◆ **WHAT THE EXERCISE ASKS**:
Set down every entry exactly as given. Pictures are to be left out.

Records from a dataset
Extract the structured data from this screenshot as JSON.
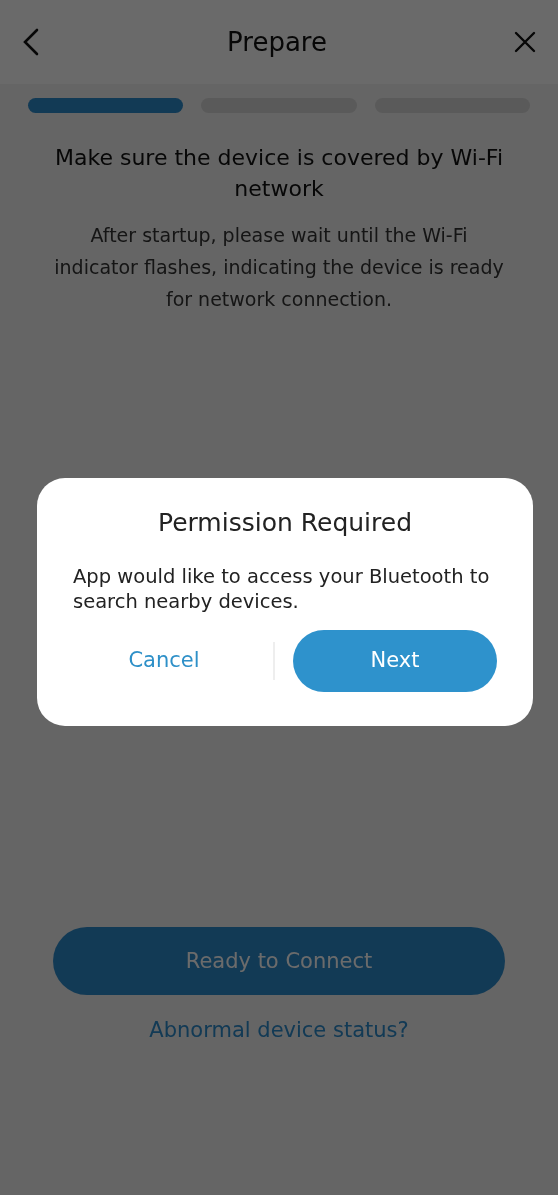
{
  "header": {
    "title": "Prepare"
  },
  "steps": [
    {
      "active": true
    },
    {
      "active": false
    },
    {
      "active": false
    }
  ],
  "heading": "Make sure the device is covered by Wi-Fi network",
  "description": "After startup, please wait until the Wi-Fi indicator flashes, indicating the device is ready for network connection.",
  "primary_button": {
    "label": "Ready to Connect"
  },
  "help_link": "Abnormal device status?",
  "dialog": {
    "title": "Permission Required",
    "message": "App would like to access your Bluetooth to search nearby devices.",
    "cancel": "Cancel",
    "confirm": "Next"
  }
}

◆ **OUTPUT OF THE EXERCISE**:
Extract the structured data from this screenshot as JSON.
{
  "header": {
    "title": "Prepare"
  },
  "steps": [
    {
      "active": true
    },
    {
      "active": false
    },
    {
      "active": false
    }
  ],
  "heading": "Make sure the device is covered by Wi-Fi network",
  "description": "After startup, please wait until the Wi-Fi indicator flashes, indicating the device is ready for network connection.",
  "primary_button": {
    "label": "Ready to Connect"
  },
  "help_link": "Abnormal device status?",
  "dialog": {
    "title": "Permission Required",
    "message": "App would like to access your Bluetooth to search nearby devices.",
    "cancel": "Cancel",
    "confirm": "Next"
  }
}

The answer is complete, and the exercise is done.